Task to carry out - Lines below that include the word "Building" should each be copied.

Records for processing -
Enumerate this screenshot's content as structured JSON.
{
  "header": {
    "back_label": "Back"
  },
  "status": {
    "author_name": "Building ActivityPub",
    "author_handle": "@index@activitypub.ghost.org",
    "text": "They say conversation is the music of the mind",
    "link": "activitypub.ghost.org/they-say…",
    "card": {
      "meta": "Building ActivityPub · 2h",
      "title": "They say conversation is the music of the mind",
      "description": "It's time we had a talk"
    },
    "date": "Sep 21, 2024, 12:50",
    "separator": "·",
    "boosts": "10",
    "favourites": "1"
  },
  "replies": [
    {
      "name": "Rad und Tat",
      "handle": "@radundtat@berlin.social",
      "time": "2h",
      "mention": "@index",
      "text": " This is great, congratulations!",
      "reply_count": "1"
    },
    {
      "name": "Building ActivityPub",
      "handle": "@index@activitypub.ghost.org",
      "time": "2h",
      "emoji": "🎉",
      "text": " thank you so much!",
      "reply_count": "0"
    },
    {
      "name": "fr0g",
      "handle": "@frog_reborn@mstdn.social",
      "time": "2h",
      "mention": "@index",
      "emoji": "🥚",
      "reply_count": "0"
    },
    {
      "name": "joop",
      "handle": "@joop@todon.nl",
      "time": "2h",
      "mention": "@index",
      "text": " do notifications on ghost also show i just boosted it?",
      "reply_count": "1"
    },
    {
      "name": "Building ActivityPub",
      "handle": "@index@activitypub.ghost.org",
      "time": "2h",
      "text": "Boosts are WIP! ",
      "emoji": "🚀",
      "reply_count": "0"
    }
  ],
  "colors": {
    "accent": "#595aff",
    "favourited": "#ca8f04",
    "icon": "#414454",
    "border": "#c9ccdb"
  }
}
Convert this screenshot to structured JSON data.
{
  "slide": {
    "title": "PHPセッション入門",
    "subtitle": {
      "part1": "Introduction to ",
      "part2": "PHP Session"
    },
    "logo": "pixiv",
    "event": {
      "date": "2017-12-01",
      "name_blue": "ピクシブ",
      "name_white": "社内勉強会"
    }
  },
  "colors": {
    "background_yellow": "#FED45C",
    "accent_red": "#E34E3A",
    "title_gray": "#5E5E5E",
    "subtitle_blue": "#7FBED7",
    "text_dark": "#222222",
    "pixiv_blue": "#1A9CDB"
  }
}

Written answer -
    "author_name": "Building ActivityPub",
      "meta": "Building ActivityPub · 2h",
      "name": "Building ActivityPub",
      "name": "Building ActivityPub",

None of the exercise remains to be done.